Tracking and displaying the paths of visitors

Via Computing for Emergent Architecture: You Are Here 2004 (led by Eric Siegel) is an interesting application that tracks and displays the paths of visitors traveling through a large public space.

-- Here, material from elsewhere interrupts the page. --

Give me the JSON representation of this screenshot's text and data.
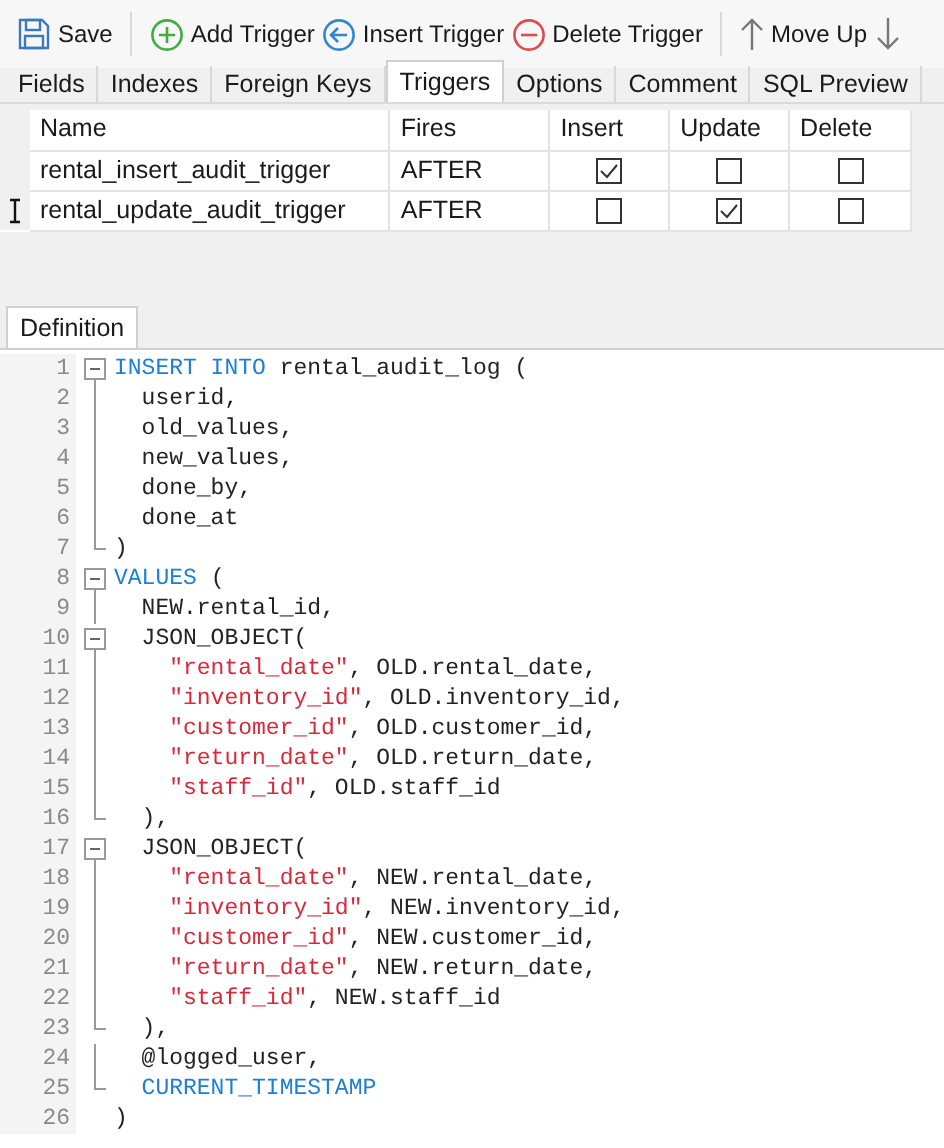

The system displays the aggregate paths of the last two hundred visitors along with blobs representing the people currently being tracked. When viewers approach the work, they can display the live video image with the paths of currently tracked visitors superimposed. (...) The technology of this system is rooted in surveillance systems that are rapidly being put into place in all of our public spaces: airports, shopping malls, grocery stores and our streets and parks. The motivation for such public systems ranges from security and law enforcement to marketing and advertising. The system of this artwork is wholly anonymous – no data is collected and the only use of the information is by the museum visitors to track themselves and their friends. However, in many real-world applications of such technology, the identities of those being tracked are also registered. You Are Here provides a visceral understanding of surveillance systems' capabilities and a sensual, visual representation of information that is normally only accessible as dry statistics.

This benevolent application of tracking is also meant to show the interconnectedness of viewers' with other visitors to the space by give them a sense of the aggregate presence of people over time.

Why do I blog this? it's an interesting art piece that address the issue of spatial data, food for thoughts for our replay tool project.